Assyrian Church in Til Temir
Khamis: Turkey is a colonial state
"There are absolutely no differences in the mentality of the Islamists and the Turkish state. When the jihadists invaded the Khabur valley a few years ago, our churches and other holy sites were the first target. This scenario has been repeated during the recent invasion. So far, six of our churches have been razed to the ground by Turkish combat drones. Others were largely damaged," says Madeleine Khamis.
The commander, who is also a member of the Military Council of the Khabur Guards, calls Turkey a "colonial state", which, according to the principle of divide et impera - divide and rule- has pursued and is constantly refining its old strategy of dividing territories, dividing the population and confusing the social structure. The same scenario as in Hatay 1938 is wanted to be implemented in the entire border strip as part of the neo-Ottoman expansion plans, says Khamis.
"Turkey wants to expand its borders by dividing and annexing parts of Northern Syria.

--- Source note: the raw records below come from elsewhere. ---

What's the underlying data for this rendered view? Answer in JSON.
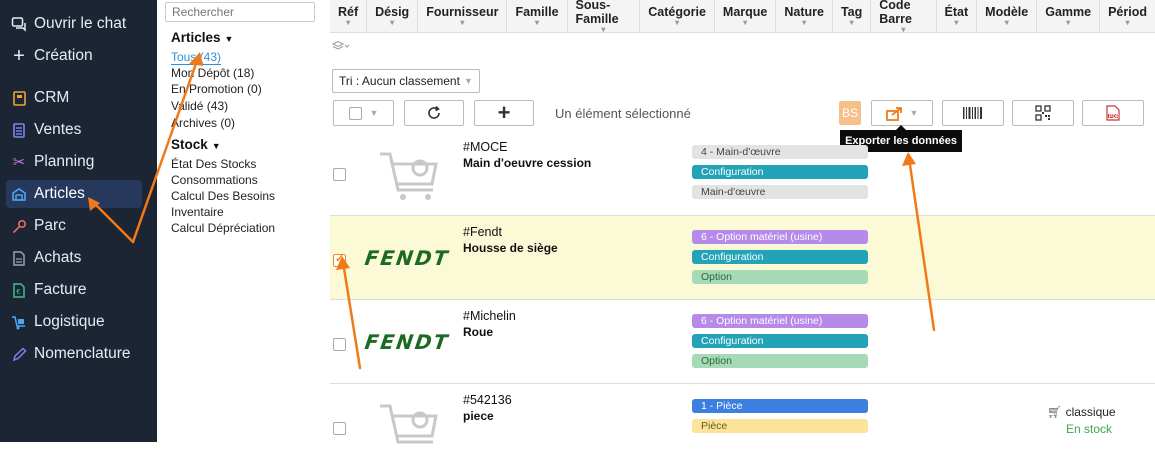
{
  "nav": {
    "items": [
      {
        "label": "Ouvrir le chat",
        "icon": "chat-icon",
        "color": "#e8ecf2"
      },
      {
        "label": "Création",
        "icon": "plus-icon",
        "color": "#e8ecf2"
      },
      {
        "label": "CRM",
        "icon": "crm-icon",
        "color": "#e8a53a"
      },
      {
        "label": "Ventes",
        "icon": "sales-icon",
        "color": "#7c86f0"
      },
      {
        "label": "Planning",
        "icon": "planning-icon",
        "color": "#c77ae0"
      },
      {
        "label": "Articles",
        "icon": "articles-icon",
        "color": "#4ea6f0"
      },
      {
        "label": "Parc",
        "icon": "key-icon",
        "color": "#e86a6a"
      },
      {
        "label": "Achats",
        "icon": "document-icon",
        "color": "#9aa3b0"
      },
      {
        "label": "Facture",
        "icon": "invoice-icon",
        "color": "#3cc08a"
      },
      {
        "label": "Logistique",
        "icon": "logistics-icon",
        "color": "#4ea6f0"
      },
      {
        "label": "Nomenclature",
        "icon": "pen-icon",
        "color": "#8c7ae8"
      }
    ]
  },
  "sub": {
    "search_placeholder": "Rechercher",
    "articles_heading": "Articles",
    "articles_items": [
      "Tous (43)",
      "Mon Dépôt (18)",
      "En Promotion (0)",
      "Validé (43)",
      "Archives (0)"
    ],
    "stock_heading": "Stock",
    "stock_items": [
      "État Des Stocks",
      "Consommations",
      "Calcul Des Besoins",
      "Inventaire",
      "Calcul Dépréciation"
    ]
  },
  "columns": [
    "Réf",
    "Désig",
    "Fournisseur",
    "Famille",
    "Sous-Famille",
    "Catégorie",
    "Marque",
    "Nature",
    "Tag",
    "Code Barre",
    "État",
    "Modèle",
    "Gamme",
    "Périod"
  ],
  "toolbar": {
    "sort_label": "Tri : Aucun classement",
    "selection_text": "Un élément sélectionné",
    "bs_label": "BS",
    "tooltip": "Exporter les données",
    "pdf_label": "PDF"
  },
  "rows": [
    {
      "ref": "#MOCE",
      "name": "Main d'oeuvre cession",
      "image": "cart-placeholder",
      "checked": false,
      "tags": [
        {
          "label": "4 - Main-d'œuvre",
          "color": "gray"
        },
        {
          "label": "Configuration",
          "color": "teal"
        },
        {
          "label": "Main-d'œuvre",
          "color": "gray"
        }
      ]
    },
    {
      "ref": "#Fendt",
      "name": "Housse de siège",
      "image": "fendt-logo",
      "logo_text": "FENDT",
      "checked": true,
      "tags": [
        {
          "label": "6 - Option matériel (usine)",
          "color": "purple"
        },
        {
          "label": "Configuration",
          "color": "teal"
        },
        {
          "label": "Option",
          "color": "green"
        }
      ]
    },
    {
      "ref": "#Michelin",
      "name": "Roue",
      "image": "fendt-logo",
      "logo_text": "FENDT",
      "checked": false,
      "tags": [
        {
          "label": "6 - Option matériel (usine)",
          "color": "purple"
        },
        {
          "label": "Configuration",
          "color": "teal"
        },
        {
          "label": "Option",
          "color": "green"
        }
      ]
    },
    {
      "ref": "#542136",
      "name": "piece",
      "image": "cart-placeholder",
      "checked": false,
      "tags": [
        {
          "label": "1 - Pièce",
          "color": "blue"
        },
        {
          "label": "Pièce",
          "color": "yellow"
        }
      ],
      "extra": {
        "type_label": "classique",
        "stock_label": "En stock"
      }
    }
  ],
  "colors": {
    "arrow": "#f07a1a",
    "accent": "#2f8fd8",
    "highlight_row": "#fcf9d7",
    "nav_bg": "#1c2534"
  }
}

The Assyrians accept the Turkish state neither in their settlement area nor in other parts of north-eastern Syria. Because the Turkish threat is an existential threat," Khamis continues.
Genocidal violence against Assyrians and other Christian and ethnic groups is a common thread running through the history of the Turkish state and the Ottoman Empire, of which Turkey is the successor. When more than 1.5 million Armenians became victims of genocide under the responsibility of the young Turkish government during the First World War, pogroms, deportations and massacres also killed about 500,000 Syriacs, 300,000 of them Assyrians, and members of other ethnic groups who did not fit into the nation understanding of the "Turkish-Islamic synthesis". The historian Joseph Yacoub, who was born in Hesekê, describes the genocide of the Syriacs as "hidden genocide", since science has paid little attention to this event.
Church damaged during attacks
We are the descendants of survivors
"We in the Khabur Valley are the descendants of survivors of these events. Turkey, on the other hand, has always been an aggressor, destroying the civilizing heritage of the Christian settlement areas," says Khamis. The Turkish state has not contributed to anything apart from its own ethnic nationalism and the resulting destruction, she says and adds: "Even today, it is attacking our regions and exporting Islamist terror to northeast Syria to wipe us out. As long as silence continues to reign, as long as the Turkish government's actions are approved by the international community, as long as the outcry continues to fail, even the last Assyrian will leave the region. No one will be able to return home.”